### PROBLEM TO SOLVE
Make a tally of the lines in the records that include the string "amet", and give only that number.

### Entries from a dataset of interfaces
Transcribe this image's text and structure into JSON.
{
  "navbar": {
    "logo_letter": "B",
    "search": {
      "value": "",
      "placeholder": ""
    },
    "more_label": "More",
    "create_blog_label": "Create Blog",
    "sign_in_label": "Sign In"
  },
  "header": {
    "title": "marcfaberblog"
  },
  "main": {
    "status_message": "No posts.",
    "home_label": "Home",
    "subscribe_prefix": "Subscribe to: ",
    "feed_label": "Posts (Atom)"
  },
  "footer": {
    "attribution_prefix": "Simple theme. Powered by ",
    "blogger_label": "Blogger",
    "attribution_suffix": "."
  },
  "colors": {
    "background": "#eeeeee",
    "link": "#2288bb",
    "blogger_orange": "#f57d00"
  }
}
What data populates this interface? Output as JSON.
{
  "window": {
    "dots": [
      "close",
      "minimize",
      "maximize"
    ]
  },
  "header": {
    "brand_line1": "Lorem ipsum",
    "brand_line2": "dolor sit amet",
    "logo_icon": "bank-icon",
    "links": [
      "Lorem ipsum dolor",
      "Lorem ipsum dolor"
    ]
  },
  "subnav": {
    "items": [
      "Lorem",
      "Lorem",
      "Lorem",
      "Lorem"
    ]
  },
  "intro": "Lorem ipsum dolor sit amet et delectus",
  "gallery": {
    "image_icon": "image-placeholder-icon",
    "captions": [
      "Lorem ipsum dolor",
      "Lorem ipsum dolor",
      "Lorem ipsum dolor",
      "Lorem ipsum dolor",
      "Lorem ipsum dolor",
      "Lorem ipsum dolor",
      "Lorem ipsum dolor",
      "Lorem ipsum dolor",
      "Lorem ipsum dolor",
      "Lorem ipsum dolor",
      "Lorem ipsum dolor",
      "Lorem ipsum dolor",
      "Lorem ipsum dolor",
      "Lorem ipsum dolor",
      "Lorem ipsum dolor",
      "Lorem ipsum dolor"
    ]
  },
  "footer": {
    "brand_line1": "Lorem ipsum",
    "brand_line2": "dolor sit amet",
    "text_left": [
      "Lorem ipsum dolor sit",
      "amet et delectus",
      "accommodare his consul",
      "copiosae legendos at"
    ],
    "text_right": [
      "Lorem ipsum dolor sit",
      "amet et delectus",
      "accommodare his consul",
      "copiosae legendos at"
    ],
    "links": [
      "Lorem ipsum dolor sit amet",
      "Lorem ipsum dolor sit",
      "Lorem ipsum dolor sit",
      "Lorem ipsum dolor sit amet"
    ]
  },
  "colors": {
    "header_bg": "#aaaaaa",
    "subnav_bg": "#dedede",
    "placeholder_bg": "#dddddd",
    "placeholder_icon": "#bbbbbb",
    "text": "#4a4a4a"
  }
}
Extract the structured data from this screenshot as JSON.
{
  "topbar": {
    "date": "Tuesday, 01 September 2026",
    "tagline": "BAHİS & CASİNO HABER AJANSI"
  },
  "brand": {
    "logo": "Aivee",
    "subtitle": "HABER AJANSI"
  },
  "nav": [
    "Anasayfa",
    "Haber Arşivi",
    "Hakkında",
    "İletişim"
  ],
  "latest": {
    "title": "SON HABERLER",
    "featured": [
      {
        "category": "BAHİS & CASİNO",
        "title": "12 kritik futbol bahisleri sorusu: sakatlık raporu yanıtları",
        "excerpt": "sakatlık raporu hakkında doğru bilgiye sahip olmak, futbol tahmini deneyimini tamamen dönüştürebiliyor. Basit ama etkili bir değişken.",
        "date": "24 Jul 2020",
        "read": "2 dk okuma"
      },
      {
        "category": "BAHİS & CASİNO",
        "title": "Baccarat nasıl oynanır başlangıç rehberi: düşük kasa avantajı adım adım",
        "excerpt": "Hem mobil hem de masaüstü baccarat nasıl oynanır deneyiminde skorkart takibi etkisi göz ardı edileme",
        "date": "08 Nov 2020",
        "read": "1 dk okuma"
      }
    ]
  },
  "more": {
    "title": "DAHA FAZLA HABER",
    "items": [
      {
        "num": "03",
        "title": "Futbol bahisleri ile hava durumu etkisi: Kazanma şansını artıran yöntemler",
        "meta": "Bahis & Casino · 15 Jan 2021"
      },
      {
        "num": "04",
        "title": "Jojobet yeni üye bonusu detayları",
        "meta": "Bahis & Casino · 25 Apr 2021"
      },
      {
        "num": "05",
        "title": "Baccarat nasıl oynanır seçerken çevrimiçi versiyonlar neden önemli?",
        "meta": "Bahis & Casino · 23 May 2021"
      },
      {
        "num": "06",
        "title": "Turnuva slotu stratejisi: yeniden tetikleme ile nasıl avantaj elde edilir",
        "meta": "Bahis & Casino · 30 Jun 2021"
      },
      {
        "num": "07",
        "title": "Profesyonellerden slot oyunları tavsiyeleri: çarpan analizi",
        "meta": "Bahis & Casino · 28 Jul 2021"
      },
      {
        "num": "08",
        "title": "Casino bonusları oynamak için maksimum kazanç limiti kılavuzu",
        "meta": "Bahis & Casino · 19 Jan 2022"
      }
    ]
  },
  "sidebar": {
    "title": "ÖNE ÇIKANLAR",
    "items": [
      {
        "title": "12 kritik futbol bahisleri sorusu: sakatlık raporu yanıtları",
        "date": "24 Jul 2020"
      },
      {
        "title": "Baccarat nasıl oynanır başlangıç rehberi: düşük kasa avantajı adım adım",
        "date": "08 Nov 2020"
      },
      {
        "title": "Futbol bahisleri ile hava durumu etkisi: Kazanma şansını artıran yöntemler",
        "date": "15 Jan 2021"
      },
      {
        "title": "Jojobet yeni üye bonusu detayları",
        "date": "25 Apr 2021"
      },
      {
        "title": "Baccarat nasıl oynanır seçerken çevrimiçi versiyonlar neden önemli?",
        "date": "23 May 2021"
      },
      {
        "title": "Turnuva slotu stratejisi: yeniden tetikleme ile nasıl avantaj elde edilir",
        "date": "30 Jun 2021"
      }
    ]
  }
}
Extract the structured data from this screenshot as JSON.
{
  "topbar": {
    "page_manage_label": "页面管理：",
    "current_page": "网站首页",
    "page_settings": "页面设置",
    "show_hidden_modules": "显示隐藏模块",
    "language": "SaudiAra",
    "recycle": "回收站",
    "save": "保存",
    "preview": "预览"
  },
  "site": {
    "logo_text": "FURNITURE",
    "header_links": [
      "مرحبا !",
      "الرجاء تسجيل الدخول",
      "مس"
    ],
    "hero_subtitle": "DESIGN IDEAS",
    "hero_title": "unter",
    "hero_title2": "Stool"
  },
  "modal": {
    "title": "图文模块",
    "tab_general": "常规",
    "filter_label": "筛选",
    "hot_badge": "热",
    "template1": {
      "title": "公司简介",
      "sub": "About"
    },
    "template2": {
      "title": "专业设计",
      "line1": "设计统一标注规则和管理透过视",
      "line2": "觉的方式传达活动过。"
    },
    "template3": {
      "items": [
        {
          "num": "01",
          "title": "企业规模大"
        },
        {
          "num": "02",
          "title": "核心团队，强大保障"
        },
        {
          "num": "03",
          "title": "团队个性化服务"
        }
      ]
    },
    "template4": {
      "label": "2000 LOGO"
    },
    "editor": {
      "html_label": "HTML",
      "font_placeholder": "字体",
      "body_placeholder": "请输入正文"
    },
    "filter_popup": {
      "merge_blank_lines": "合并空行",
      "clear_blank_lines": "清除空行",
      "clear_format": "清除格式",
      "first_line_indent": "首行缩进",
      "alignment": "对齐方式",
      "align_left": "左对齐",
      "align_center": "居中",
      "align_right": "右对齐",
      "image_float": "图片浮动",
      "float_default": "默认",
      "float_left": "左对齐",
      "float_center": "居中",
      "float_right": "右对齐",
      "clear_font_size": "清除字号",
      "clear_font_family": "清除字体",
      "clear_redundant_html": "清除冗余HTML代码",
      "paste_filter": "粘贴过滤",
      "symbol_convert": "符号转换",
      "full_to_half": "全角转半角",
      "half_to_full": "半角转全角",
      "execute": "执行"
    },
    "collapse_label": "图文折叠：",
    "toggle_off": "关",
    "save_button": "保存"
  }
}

### RESPONSE TO THE EXERCISE
7